6. Emergency Procedures:

In an emergency, HSG17 offers valuable guidance on the immediate actions to be taken. From first aid measures to reporting incidents, the document ensures that individuals are well-prepared to respond effectively in case of accidents or unexpected events involving abrasive wheels.

7. Continuous Improvement:

Recognising that safety is an evolving process, HSG17 encourages a culture of continuous improvement. It advocates for regular reviews of safety procedures, risk assessments, and training programs to adapt to changing circumstances, technological advancements, and industry best practices. By joining the HSE in fostering a commitment to ongoing improvement, organisations can stay ahead of emerging risks and ensure the long-term safety of their workforce.

The Risks of Using Abrasive Wheels

Abrasive wheels are used to cut, polish, grind and debur. They are, therefore, inherently risky. Working with abrasive wheels exposes the worker to these risks, ranging from mechanical hazards to exposure to hazardous materials. Abrasive wheel operations involve high-speed rotation, which can lead to fragmentation or disintegration of the wheel, resulting in flying debris. Moreover, if an employee isn’t “switched on” when working with a high-speed rotational wheel, there are further dangers – missing digits are not uncommon amongst such workers.

As reported by the HSE, more than half of all accidents resulting from using an abrasive wheel occur because of operator error or unsafe working conditions. Abrasive wheels are susceptible to breakages, and various factors can contribute to this issue, including improper storage methods, incorrect wheel selection, faulty mounting, extreme imbalance, excessive speed, equipment defects, and incorrect grinding or cutting procedures. Multiple factors can also coincide, exacerbating the risk of wheel breakage.

In addition to the risk of breakages, abrasive wheel operators are exposed to vibrations for long periods of time, which can result in hand-arm vibration syndrome (HAVS), a debilitating condition with long-term consequences. Furthermore,  personnel near abrasive wheel operations face possible hearing damage due to high noise levels and lung damage from the dust generated during wheel use.

To mitigate these risks, employers must adhere to abrasive wheel regulations and ensure comprehensive training for their workers. Compliance with regulations is essential to eliminating or minimising hazards associated with abrasive wheel operations. Among other measures, employers must also ensure that the necessary PPE is made available and utilised by employees, with equipment such as face masks, gloves and ear defenders provided readily.

Want to Learn More About Abrasive Wheels?

Abrasive wheels regulations are strict and absolutely crucial. Compliance is not the only important element, as accidents involving abrasive wheels are relatively common and costly. For these reasons, we encourage continuous education and training in abrasive wheel safety, empowering individuals and businesses to create and maintain a safe working environment.

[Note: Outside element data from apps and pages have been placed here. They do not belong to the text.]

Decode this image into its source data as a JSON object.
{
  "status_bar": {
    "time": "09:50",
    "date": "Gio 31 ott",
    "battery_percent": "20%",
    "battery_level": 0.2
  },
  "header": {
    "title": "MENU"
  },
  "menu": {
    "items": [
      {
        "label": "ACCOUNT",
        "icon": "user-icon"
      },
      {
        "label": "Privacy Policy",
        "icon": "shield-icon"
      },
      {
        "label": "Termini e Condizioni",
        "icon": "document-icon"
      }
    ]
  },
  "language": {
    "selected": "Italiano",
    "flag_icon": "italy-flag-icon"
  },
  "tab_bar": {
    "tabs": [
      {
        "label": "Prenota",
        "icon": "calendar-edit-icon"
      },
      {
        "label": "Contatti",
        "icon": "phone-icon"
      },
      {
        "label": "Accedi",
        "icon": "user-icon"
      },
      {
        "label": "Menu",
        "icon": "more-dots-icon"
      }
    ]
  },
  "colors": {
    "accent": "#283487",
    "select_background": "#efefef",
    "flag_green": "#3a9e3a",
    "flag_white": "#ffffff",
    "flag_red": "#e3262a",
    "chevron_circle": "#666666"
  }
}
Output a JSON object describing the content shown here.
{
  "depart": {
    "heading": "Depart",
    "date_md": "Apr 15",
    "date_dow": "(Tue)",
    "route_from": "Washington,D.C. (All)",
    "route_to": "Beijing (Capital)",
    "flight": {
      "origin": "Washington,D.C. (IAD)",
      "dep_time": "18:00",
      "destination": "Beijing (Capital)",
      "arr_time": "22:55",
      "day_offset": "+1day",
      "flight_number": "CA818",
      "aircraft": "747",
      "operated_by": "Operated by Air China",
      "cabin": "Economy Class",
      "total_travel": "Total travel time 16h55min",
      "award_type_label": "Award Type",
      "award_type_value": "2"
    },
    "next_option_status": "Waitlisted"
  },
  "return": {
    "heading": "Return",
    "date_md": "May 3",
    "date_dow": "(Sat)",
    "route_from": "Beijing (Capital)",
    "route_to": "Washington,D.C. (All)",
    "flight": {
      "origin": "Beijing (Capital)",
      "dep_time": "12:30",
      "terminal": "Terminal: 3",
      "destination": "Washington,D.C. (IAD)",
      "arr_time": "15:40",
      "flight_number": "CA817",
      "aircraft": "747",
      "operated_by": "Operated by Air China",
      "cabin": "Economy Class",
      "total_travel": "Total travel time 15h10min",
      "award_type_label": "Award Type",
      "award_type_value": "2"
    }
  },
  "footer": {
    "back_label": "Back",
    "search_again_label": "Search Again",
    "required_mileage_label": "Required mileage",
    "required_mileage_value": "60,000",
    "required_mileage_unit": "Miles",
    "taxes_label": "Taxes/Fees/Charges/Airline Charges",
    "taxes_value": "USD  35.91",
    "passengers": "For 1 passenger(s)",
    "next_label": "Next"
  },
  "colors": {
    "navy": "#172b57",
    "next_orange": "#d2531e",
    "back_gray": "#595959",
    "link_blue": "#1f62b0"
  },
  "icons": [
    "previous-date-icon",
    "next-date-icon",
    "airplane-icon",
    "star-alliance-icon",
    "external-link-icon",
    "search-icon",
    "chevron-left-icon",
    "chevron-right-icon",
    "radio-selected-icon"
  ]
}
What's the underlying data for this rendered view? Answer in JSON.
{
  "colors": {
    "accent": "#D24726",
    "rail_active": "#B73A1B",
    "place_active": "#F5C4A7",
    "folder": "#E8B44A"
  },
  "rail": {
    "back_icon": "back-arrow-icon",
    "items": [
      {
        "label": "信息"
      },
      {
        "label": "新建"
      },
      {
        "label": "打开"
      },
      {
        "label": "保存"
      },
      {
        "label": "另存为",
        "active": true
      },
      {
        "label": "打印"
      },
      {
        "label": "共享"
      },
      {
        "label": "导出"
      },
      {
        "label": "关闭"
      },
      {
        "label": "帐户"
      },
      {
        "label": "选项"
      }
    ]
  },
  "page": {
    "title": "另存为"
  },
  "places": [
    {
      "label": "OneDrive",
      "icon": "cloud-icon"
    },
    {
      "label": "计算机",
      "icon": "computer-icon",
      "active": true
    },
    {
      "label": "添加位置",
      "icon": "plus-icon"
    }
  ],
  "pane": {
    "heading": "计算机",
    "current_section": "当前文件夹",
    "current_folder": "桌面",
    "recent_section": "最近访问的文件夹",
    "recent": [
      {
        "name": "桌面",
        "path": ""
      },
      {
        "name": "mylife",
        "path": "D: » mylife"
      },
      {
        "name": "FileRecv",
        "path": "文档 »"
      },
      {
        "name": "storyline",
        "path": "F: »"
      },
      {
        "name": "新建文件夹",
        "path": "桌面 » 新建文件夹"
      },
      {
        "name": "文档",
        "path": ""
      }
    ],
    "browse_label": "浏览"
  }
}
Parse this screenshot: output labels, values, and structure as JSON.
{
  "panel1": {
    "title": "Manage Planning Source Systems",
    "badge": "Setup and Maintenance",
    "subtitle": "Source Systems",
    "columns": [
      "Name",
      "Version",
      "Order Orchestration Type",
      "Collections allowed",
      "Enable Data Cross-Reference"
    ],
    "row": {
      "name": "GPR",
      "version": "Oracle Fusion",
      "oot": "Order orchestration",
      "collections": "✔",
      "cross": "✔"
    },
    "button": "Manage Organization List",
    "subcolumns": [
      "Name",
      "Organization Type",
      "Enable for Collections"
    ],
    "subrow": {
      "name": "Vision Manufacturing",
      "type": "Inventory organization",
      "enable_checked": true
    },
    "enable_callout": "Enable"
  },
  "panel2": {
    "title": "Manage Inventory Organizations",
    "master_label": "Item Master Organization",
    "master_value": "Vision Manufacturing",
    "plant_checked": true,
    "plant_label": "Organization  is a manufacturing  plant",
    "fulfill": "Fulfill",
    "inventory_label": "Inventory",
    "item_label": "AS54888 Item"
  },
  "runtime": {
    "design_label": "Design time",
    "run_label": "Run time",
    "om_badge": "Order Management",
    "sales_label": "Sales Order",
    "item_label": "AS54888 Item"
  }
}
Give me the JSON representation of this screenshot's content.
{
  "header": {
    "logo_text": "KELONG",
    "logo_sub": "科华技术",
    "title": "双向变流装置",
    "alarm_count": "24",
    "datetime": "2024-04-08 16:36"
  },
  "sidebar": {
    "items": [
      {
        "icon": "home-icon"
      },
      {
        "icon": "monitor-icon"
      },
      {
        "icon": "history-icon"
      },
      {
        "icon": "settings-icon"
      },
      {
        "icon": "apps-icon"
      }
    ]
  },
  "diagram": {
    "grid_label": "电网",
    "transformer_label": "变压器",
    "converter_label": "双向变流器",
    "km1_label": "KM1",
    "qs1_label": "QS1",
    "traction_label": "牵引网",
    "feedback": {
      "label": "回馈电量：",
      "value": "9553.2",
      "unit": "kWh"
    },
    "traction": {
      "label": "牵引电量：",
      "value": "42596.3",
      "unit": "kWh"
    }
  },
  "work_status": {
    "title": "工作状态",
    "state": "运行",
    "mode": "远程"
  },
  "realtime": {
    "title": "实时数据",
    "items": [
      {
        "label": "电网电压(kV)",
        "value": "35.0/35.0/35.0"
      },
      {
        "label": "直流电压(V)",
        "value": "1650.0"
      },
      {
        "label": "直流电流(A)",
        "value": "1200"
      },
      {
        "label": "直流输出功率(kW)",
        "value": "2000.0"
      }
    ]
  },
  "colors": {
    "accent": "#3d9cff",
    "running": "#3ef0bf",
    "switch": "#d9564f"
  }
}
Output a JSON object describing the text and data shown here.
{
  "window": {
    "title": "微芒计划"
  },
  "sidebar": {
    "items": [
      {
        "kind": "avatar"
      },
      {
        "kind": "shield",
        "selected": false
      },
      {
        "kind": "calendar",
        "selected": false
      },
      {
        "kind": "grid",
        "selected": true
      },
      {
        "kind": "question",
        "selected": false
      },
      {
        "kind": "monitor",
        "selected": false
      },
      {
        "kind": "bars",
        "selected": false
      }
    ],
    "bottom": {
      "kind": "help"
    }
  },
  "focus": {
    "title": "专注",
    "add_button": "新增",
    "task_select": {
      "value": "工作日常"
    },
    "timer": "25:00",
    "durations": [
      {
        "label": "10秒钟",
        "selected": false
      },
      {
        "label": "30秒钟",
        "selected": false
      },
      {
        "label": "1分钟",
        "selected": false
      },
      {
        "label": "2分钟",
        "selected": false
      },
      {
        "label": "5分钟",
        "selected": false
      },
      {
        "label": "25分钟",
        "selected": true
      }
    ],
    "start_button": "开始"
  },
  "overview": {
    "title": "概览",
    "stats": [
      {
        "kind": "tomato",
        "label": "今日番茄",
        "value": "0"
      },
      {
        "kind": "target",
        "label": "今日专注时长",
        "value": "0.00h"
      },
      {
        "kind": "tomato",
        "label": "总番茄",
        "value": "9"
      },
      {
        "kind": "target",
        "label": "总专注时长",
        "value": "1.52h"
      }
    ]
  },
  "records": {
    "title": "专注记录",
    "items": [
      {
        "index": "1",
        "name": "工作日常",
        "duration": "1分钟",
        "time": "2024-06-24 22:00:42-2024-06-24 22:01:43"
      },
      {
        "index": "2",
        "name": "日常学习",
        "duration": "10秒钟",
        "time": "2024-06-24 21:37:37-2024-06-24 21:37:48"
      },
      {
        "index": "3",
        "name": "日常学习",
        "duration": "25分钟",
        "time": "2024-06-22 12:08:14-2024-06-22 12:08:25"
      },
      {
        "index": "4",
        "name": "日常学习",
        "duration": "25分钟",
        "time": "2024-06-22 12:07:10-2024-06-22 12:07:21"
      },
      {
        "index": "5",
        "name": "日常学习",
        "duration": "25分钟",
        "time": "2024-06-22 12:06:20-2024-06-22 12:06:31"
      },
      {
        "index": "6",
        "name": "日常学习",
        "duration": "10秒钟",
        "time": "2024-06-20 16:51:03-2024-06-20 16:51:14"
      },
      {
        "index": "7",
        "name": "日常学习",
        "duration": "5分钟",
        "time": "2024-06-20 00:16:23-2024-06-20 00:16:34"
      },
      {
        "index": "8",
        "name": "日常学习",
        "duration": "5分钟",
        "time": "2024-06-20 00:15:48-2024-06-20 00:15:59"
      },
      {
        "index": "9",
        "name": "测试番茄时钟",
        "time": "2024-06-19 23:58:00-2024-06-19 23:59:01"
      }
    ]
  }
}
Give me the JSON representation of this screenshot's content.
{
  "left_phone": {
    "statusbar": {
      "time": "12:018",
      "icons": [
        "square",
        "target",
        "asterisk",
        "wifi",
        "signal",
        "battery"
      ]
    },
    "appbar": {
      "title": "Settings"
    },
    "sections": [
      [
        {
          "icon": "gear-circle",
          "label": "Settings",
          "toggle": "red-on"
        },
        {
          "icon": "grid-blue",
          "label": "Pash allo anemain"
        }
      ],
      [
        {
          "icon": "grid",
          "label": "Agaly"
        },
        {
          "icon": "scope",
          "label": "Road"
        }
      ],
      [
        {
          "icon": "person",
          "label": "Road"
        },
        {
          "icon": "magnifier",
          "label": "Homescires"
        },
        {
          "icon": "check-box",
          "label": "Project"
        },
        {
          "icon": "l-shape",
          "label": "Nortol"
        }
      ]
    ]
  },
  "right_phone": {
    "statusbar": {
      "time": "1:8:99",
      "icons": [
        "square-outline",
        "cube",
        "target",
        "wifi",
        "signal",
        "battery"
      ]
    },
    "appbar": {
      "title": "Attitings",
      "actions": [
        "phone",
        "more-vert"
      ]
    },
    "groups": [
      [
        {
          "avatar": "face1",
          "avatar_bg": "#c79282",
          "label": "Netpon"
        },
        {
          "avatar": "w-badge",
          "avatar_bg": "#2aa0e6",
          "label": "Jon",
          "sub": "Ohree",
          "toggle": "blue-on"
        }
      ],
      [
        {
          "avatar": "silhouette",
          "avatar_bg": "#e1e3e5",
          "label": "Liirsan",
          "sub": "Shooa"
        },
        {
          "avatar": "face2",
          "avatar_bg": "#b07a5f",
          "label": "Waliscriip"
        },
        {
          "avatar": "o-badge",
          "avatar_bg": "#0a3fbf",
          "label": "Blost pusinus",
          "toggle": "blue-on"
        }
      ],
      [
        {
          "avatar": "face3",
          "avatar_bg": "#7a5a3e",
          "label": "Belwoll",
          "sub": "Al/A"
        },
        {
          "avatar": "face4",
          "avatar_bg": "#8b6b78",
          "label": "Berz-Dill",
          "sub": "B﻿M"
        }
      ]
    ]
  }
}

So whatever your needs, whether it be abrasive wheels training or personal protective equipment, Safety Services Direct is ready to assist. Remember, your commitment to safety ensures a secure and productive work environment for everyone involved. Stay informed, stay safe, and feel free to contact us with any questions.


Abrasive Wheel Types and Applications

Abrasive Wheel Types and Applications

Curious about abrasive wheels and their diverse applications? Whether you're involved in metalworking, construction, manufacturing or even just home DIY, understanding these tools is vital for safe and effective usage.  As a trusted UK health and safety advisory, we...

read more
Navigating PUWER Regulations to Ensure Workplace Safety

Navigating PUWER Regulations to Ensure Workplace Safety

In the ever-evolving landscape of workplace safety, businesses across the UK increasingly recognise the importance of adhering to robust health and safety regulations. One such crucial set of regulations is PUWER - an acronym that holds significant weight in...

read more
Shopping cart0
There are no products in the cart!
Continue shopping